China today denied a report that it might provide Iran with sensitive nuclear technology and said all its dealings with other countries, including Pakistan, on nuclear issues are for peaceful purposes.
In answer to queries from reporters, the Foreign Ministry provided a statement saying the report was "groundless."
"China does not advocate nor practice nuclear proliferation, nor does it help other countries develop nuclear weapons," the statement said.
A report this week said the Reagan administration had received reliable intelligence reports that China discussed nuclear technology with the Iranians during a visit in June to Peking by Iran's Parliament speaker Hojatoleslam Ali Akbar Hashemi Rafsanjani. Intelligence concerning Rafsanjani's discussions was reported to have been described earlier this month in a closed briefing to the Senate Foreign Relations Committee.
Sen. Alan Cranston (D-Calif.), a critic of the U.S.-China nuclear cooperation pact signed this summer, said this week that China "has not shown, in its discussions of nuclear commerce" with Iran's Rafsanjani, "anywhere near the type of prudence we would expect."
Cranston accused the Chinese of exporting nuclear bomb-making technology to five nuclear "outlaw" nations -- Brazil, Argentina, Pakistan, Iran and South Africa -- after discussions between U.S. and Chinese officials concerning the importance of curbing such exports.
The Foreign Ministry statement confirmed that China has a peaceful nuclear cooperation agreement with Pakistan but denied a similar relationship with Iran.

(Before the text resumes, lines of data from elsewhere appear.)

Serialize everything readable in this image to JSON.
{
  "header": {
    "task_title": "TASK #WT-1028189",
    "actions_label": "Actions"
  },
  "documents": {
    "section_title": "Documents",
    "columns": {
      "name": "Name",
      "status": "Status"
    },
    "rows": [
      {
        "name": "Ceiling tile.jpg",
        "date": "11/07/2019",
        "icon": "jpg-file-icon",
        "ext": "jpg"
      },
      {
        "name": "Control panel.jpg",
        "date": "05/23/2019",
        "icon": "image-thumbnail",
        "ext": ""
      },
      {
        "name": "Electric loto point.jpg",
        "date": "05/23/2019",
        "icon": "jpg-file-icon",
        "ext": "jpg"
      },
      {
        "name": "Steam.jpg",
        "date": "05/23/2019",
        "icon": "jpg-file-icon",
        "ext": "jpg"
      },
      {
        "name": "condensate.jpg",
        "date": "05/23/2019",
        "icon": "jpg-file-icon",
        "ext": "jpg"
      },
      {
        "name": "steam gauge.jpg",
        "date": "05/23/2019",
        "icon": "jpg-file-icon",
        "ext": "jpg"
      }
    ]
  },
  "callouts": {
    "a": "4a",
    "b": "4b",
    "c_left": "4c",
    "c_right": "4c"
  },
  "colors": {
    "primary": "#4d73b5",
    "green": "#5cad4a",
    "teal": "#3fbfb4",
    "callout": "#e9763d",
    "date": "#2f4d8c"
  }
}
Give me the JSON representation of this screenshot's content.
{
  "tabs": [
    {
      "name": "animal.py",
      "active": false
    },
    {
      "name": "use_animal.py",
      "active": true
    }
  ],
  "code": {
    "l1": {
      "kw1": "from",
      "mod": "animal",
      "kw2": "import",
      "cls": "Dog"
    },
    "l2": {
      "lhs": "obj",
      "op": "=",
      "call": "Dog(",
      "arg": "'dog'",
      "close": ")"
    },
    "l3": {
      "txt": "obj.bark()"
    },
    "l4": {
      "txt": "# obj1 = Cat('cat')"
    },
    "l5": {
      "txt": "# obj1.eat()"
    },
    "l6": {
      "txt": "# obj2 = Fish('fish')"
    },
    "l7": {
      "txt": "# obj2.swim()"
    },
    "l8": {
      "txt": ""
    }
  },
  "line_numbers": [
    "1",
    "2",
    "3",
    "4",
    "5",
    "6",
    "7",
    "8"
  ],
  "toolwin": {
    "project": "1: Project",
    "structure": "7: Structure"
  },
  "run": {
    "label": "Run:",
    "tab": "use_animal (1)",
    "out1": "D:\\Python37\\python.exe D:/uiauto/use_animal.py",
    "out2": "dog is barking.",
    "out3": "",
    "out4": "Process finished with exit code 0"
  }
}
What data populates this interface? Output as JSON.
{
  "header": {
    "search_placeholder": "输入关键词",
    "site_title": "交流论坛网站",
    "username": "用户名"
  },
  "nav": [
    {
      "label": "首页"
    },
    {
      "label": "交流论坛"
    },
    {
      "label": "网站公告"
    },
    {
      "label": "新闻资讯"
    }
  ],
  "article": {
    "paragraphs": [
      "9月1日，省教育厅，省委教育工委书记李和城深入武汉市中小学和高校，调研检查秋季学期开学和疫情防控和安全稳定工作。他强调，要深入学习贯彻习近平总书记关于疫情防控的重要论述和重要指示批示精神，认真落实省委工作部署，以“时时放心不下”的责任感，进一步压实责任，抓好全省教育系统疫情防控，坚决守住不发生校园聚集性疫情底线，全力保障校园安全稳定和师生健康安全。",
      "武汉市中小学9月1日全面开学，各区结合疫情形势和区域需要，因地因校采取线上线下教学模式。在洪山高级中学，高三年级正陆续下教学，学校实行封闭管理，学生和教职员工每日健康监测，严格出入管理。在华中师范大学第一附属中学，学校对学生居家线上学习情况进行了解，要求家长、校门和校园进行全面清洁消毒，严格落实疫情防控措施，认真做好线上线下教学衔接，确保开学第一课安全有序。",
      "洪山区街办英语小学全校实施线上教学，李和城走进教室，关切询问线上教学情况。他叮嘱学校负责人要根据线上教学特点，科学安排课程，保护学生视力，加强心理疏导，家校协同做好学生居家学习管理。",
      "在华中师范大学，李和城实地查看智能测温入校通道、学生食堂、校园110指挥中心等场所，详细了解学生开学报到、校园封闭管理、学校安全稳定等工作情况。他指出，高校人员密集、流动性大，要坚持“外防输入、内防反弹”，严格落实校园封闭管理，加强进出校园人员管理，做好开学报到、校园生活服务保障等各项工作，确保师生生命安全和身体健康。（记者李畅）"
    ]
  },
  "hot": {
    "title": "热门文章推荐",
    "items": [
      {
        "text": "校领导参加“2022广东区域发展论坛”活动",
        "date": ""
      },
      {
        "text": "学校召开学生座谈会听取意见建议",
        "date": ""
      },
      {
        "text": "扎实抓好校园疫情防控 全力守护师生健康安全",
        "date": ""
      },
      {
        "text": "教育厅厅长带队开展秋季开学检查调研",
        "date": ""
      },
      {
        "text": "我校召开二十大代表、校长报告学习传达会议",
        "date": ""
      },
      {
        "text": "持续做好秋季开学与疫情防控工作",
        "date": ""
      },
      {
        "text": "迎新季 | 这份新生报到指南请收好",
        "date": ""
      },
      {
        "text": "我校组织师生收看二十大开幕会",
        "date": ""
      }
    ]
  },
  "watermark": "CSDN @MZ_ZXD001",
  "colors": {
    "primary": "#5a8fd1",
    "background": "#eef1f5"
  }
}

It was one of the few times that China has acknowledged having such a relationship with Pakistan. China's Vice Premier Li Peng did so in January in remarks relating to the development of a nuclear reactor for peaceful purposes inside China.
The statement said China's "cooperation in the field of nuclear energy with other countries, such as France, Federal [West] Germany, the United States, Brazil, Pakistan and Japan, whether ongoing or under discussion, serves and will serve only peaceful purposes instead of any nonpeaceful purposes."
Allegations that China helped Pakistan to design nuclear weapons caused the Reagan administration to delay submitting the U.S.-China nuclear pact to Congress until July. Unless rejected by a majority of the Congress, the agreement will take effect in January 1986.
Leading Chinese officials have given several assurances over the past year and a half that China does not practice nuclear proliferation. China has joined the International Atomic Energy Agency and recently expressed willingness to have certain nuclear facilities inspected.